Optimizing Your HMI on the Plant Floor
The benefits of optimizing a human-machine interface (HMI) include increased worker safety, improved production, and reduced time needed to make critical decisions if the data presented on the screen is clear, concise, and easy to interpret in real-time.
Syndication Source: Control Engineering
Plant workers use human-machine interfaces (HMIs) to provide them with real-time virtual data on the manufacturing processes happening around them. When used properly, an HMI is an invaluable tool that allows the operator to take decisive action before a problem occurs. Sometimes, though, an HMI doesn't provide that information. This usually happens because the HMI provides too much information with too little context or the information on the screen. Speaker Travis Cox, director of training and sales engineering for Inductive Automation, offered some advice for users to get the most of their HMI with the webinar "Design Like a Pro: Optimizing Your HMI." CSIA co-sponsored the webinar with Inductive Automation, a CSIA Partner member. The benefits of optimizing an HMI include increased worker safety, improved production, and reduced time needed to make critical decisions. After all, Cox said, manufacturers invest millions, even billions, into their HMIs.
Reducing visual clutter and distractions, Cox said, is key to an effective HMI. If there's too much data and too many visuals clogging the screen, it might take an operator several hours to know something is wrong or the operator might not notice at all. An effective HMI will keep the screen simple and will present the data in a context that is easier for the operator to understand. Graphics are also important, but Cox stressed that the graphics should focus on helping the operator.
When it comes to displaying data, Cox stressed that it should be in a context that is simple enough so the operator can assess situations just by glancing at the screen. Moving analog indicators and a radar chart/spider chart are two examples of presenting data in an analog form that is easy for an operator to understand because they clearly present the information and the parameters so the operator can make adjustments as needed.
Establishing a consistent hierarchy for an HMI, Cox said, is important because it provides a progressive exposure of process detail. It helps reduce clutter and makes things easier for the operator.
How the data is presented is also important. Emphasis, when used properly, helps operators find what they're looking for more quickly, Cox said. Color, position, size, and isolation are four ways to make data stand out on an HMI screen.
- For color, the screens should be neutral and monotone, and bright colors should only be used for alarms rather than normal conditions.
- For position, the most important information should be presented on the top-left part of the screen and the last important information in the bottom-right because people in Western cultures read top to bottom and left to right.
- Larger objects on the screen will stand out because the human eye notices anything that breaks the pattern.
- Isolating items can be effective in helping operators focus on what's important. This works best when the HMI screen isn't cluttered with other data.
Being able to trend and predict data on an HMI screen is also useful for operators, Cox said. It's hard for operators to work effectively when they're only seeing current conditions. Trends can show what conditions have been, where they are now, and where they're likely heading.

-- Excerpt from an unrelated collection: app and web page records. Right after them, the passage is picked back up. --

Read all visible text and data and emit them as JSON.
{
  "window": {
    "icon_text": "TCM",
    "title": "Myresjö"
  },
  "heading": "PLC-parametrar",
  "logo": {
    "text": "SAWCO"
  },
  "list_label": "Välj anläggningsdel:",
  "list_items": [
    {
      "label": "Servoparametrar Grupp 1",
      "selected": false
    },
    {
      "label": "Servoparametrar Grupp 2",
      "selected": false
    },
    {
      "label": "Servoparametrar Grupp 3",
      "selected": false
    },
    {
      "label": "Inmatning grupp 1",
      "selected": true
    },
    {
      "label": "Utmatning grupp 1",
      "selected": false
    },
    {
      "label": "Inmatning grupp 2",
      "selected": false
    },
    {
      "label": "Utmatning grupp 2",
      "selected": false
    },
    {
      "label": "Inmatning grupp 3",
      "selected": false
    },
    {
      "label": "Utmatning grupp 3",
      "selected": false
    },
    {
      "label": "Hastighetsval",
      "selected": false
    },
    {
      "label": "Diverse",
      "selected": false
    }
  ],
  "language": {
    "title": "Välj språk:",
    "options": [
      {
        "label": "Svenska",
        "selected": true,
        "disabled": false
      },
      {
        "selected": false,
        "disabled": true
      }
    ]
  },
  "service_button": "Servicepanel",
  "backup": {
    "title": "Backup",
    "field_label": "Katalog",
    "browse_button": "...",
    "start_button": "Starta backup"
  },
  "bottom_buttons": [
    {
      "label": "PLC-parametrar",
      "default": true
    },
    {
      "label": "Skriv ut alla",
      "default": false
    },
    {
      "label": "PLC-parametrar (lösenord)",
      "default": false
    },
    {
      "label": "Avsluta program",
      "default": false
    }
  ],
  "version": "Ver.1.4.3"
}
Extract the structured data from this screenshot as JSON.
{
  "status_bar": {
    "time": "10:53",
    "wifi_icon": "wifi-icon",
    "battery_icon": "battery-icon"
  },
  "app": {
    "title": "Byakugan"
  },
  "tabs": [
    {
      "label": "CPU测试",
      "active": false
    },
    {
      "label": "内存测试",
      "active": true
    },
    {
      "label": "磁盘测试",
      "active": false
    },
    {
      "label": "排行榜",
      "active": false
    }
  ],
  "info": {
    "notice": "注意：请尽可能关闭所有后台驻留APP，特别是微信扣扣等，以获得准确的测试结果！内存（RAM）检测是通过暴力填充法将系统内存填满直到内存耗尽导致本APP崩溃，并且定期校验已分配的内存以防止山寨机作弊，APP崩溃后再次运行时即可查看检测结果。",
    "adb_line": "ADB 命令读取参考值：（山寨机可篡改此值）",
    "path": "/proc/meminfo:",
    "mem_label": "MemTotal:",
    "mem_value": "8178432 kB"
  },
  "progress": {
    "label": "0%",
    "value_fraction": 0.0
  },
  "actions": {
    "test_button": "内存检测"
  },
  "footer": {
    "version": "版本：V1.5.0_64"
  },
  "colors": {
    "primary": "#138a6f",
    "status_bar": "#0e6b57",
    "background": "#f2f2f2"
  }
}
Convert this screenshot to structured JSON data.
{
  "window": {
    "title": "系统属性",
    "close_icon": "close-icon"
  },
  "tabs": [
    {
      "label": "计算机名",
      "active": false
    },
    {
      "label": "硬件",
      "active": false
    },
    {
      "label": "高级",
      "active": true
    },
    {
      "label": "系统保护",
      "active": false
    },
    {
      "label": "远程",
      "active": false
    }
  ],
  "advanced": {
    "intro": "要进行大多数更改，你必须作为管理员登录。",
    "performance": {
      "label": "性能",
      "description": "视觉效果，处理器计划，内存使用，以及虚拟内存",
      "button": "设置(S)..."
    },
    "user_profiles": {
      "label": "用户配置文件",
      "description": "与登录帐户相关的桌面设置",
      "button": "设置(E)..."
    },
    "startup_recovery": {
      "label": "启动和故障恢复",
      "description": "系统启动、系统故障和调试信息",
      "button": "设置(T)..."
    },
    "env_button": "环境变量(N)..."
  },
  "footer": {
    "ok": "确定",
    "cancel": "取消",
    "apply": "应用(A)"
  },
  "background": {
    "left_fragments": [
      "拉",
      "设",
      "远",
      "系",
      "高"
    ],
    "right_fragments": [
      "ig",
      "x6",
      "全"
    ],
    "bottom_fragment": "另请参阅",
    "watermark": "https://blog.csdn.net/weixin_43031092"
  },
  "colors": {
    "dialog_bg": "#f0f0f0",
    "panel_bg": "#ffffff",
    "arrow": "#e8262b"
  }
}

Cox also talked about embedded trends, which are recommended for important information and key performance indicators (KPIs).
While no HMI is ever perfect, Cox emphasized that, whenever possible, it should be easy for the operator to use from both a production and a safety standpoint.
- Chris Vavra, production editor, Control Engineering, email@example.com
- A good HMI allows the operator to make decisions in a timely, efficient manner.
- How the data is presented on an HMI has a huge impact on how the data will be interpreted by an operator.
When using an HMI, does the screen follow all of these tips or just some of them? Which of these tips works best for you when trying to interpret and analyze information on the screen?
For more help with HMI design, see the Control Engineering articles linked below.